EXERCISE GOAL: Give every line below again, exactly.
##### EXTRACTED RECORDS
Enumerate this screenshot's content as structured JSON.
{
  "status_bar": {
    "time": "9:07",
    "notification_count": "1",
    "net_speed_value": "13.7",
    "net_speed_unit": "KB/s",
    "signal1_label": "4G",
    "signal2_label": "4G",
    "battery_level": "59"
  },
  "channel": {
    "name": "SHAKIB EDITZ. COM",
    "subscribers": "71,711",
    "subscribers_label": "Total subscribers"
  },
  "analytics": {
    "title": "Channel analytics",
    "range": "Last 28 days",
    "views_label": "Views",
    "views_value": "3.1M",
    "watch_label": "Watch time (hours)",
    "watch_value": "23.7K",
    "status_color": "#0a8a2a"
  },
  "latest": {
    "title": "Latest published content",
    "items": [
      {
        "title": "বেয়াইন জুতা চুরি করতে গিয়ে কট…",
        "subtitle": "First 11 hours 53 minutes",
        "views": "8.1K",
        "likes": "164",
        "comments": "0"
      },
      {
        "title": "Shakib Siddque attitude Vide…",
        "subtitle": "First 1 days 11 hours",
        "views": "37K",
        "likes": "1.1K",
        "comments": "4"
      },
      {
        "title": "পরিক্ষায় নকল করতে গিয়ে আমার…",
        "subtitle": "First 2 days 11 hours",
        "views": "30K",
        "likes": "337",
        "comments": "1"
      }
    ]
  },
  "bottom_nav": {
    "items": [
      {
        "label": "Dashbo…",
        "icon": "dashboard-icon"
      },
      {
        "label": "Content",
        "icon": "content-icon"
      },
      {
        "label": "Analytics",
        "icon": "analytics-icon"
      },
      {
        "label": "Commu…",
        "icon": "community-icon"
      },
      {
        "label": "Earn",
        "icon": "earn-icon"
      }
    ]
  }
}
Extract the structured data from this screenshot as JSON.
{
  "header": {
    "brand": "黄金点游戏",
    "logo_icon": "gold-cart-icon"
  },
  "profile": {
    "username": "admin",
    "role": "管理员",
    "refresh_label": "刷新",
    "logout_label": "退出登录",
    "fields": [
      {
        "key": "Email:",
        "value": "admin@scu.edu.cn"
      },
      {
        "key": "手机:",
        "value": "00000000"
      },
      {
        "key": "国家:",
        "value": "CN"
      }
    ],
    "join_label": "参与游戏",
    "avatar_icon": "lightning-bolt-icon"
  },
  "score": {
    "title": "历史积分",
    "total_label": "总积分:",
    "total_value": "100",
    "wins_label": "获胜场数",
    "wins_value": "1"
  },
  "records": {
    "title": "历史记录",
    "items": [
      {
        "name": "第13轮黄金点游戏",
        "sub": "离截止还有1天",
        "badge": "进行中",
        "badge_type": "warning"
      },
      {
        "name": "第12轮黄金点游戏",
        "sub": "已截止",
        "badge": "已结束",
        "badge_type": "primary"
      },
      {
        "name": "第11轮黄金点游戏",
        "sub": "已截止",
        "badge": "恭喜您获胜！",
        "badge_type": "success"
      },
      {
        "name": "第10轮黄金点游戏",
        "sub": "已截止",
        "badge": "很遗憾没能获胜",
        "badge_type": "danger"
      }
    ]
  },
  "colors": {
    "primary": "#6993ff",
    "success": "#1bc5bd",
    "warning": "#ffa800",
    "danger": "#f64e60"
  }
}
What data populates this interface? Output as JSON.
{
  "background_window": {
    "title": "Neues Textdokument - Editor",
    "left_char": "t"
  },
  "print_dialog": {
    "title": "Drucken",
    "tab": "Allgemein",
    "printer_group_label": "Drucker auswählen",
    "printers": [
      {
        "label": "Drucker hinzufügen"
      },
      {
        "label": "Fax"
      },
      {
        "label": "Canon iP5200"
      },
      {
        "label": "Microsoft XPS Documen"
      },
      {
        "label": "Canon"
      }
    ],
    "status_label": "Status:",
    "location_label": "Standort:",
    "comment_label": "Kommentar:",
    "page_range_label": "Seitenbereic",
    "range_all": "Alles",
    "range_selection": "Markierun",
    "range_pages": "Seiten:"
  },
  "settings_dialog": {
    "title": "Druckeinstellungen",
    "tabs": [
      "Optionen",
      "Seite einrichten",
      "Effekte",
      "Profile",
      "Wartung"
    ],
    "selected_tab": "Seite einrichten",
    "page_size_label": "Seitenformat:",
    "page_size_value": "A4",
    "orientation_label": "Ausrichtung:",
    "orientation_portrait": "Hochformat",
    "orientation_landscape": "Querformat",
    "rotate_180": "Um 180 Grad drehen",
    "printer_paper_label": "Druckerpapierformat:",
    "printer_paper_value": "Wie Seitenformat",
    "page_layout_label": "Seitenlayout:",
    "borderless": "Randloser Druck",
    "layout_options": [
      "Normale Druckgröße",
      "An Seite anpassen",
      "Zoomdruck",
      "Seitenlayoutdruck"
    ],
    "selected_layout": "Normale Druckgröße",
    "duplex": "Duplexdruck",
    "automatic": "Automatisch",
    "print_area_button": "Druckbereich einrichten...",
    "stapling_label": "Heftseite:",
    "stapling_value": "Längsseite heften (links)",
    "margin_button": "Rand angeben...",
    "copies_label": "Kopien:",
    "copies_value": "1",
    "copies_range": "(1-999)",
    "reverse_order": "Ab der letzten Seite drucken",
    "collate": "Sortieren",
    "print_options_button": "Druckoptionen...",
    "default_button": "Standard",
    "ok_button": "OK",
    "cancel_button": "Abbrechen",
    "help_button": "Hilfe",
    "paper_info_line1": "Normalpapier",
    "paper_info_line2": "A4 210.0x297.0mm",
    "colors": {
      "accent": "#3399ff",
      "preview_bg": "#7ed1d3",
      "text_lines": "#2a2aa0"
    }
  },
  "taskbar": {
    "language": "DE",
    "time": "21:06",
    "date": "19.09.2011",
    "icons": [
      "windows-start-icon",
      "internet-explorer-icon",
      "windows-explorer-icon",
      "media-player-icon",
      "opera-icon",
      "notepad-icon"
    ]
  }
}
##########
TASK SOLUTION:
Enumerate this screenshot's content as structured JSON.
{
  "status_bar": {
    "time": "9:07",
    "notification_count": "1",
    "net_speed_value": "13.7",
    "net_speed_unit": "KB/s",
    "signal1_label": "4G",
    "signal2_label": "4G",
    "battery_level": "59"
  },
  "channel": {
    "name": "SHAKIB EDITZ. COM",
    "subscribers": "71,711",
    "subscribers_label": "Total subscribers"
  },
  "analytics": {
    "title": "Channel analytics",
    "range": "Last 28 days",
    "views_label": "Views",
    "views_value": "3.1M",
    "watch_label": "Watch time (hours)",
    "watch_value": "23.7K",
    "status_color": "#0a8a2a"
  },
  "latest": {
    "title": "Latest published content",
    "items": [
      {
        "title": "বেয়াইন জুতা চুরি করতে গিয়ে কট…",
        "subtitle": "First 11 hours 53 minutes",
        "views": "8.1K",
        "likes": "164",
        "comments": "0"
      },
      {
        "title": "Shakib Siddque attitude Vide…",
        "subtitle": "First 1 days 11 hours",
        "views": "37K",
        "likes": "1.1K",
        "comments": "4"
      },
      {
        "title": "পরিক্ষায় নকল করতে গিয়ে আমার…",
        "subtitle": "First 2 days 11 hours",
        "views": "30K",
        "likes": "337",
        "comments": "1"
      }
    ]
  },
  "bottom_nav": {
    "items": [
      {
        "label": "Dashbo…",
        "icon": "dashboard-icon"
      },
      {
        "label": "Content",
        "icon": "content-icon"
      },
      {
        "label": "Analytics",
        "icon": "analytics-icon"
      },
      {
        "label": "Commu…",
        "icon": "community-icon"
      },
      {
        "label": "Earn",
        "icon": "earn-icon"
      }
    ]
  }
}
Extract the structured data from this screenshot as JSON.
{
  "header": {
    "brand": "黄金点游戏",
    "logo_icon": "gold-cart-icon"
  },
  "profile": {
    "username": "admin",
    "role": "管理员",
    "refresh_label": "刷新",
    "logout_label": "退出登录",
    "fields": [
      {
        "key": "Email:",
        "value": "admin@scu.edu.cn"
      },
      {
        "key": "手机:",
        "value": "00000000"
      },
      {
        "key": "国家:",
        "value": "CN"
      }
    ],
    "join_label": "参与游戏",
    "avatar_icon": "lightning-bolt-icon"
  },
  "score": {
    "title": "历史积分",
    "total_label": "总积分:",
    "total_value": "100",
    "wins_label": "获胜场数",
    "wins_value": "1"
  },
  "records": {
    "title": "历史记录",
    "items": [
      {
        "name": "第13轮黄金点游戏",
        "sub": "离截止还有1天",
        "badge": "进行中",
        "badge_type": "warning"
      },
      {
        "name": "第12轮黄金点游戏",
        "sub": "已截止",
        "badge": "已结束",
        "badge_type": "primary"
      },
      {
        "name": "第11轮黄金点游戏",
        "sub": "已截止",
        "badge": "恭喜您获胜！",
        "badge_type": "success"
      },
      {
        "name": "第10轮黄金点游戏",
        "sub": "已截止",
        "badge": "很遗憾没能获胜",
        "badge_type": "danger"
      }
    ]
  },
  "colors": {
    "primary": "#6993ff",
    "success": "#1bc5bd",
    "warning": "#ffa800",
    "danger": "#f64e60"
  }
}
What data populates this interface? Output as JSON.
{
  "background_window": {
    "title": "Neues Textdokument - Editor",
    "left_char": "t"
  },
  "print_dialog": {
    "title": "Drucken",
    "tab": "Allgemein",
    "printer_group_label": "Drucker auswählen",
    "printers": [
      {
        "label": "Drucker hinzufügen"
      },
      {
        "label": "Fax"
      },
      {
        "label": "Canon iP5200"
      },
      {
        "label": "Microsoft XPS Documen"
      },
      {
        "label": "Canon"
      }
    ],
    "status_label": "Status:",
    "location_label": "Standort:",
    "comment_label": "Kommentar:",
    "page_range_label": "Seitenbereic",
    "range_all": "Alles",
    "range_selection": "Markierun",
    "range_pages": "Seiten:"
  },
  "settings_dialog": {
    "title": "Druckeinstellungen",
    "tabs": [
      "Optionen",
      "Seite einrichten",
      "Effekte",
      "Profile",
      "Wartung"
    ],
    "selected_tab": "Seite einrichten",
    "page_size_label": "Seitenformat:",
    "page_size_value": "A4",
    "orientation_label": "Ausrichtung:",
    "orientation_portrait": "Hochformat",
    "orientation_landscape": "Querformat",
    "rotate_180": "Um 180 Grad drehen",
    "printer_paper_label": "Druckerpapierformat:",
    "printer_paper_value": "Wie Seitenformat",
    "page_layout_label": "Seitenlayout:",
    "borderless": "Randloser Druck",
    "layout_options": [
      "Normale Druckgröße",
      "An Seite anpassen",
      "Zoomdruck",
      "Seitenlayoutdruck"
    ],
    "selected_layout": "Normale Druckgröße",
    "duplex": "Duplexdruck",
    "automatic": "Automatisch",
    "print_area_button": "Druckbereich einrichten...",
    "stapling_label": "Heftseite:",
    "stapling_value": "Längsseite heften (links)",
    "margin_button": "Rand angeben...",
    "copies_label": "Kopien:",
    "copies_value": "1",
    "copies_range": "(1-999)",
    "reverse_order": "Ab der letzten Seite drucken",
    "collate": "Sortieren",
    "print_options_button": "Druckoptionen...",
    "default_button": "Standard",
    "ok_button": "OK",
    "cancel_button": "Abbrechen",
    "help_button": "Hilfe",
    "paper_info_line1": "Normalpapier",
    "paper_info_line2": "A4 210.0x297.0mm",
    "colors": {
      "accent": "#3399ff",
      "preview_bg": "#7ed1d3",
      "text_lines": "#2a2aa0"
    }
  },
  "taskbar": {
    "language": "DE",
    "time": "21:06",
    "date": "19.09.2011",
    "icons": [
      "windows-start-icon",
      "internet-explorer-icon",
      "windows-explorer-icon",
      "media-player-icon",
      "opera-icon",
      "notepad-icon"
    ]
  }
}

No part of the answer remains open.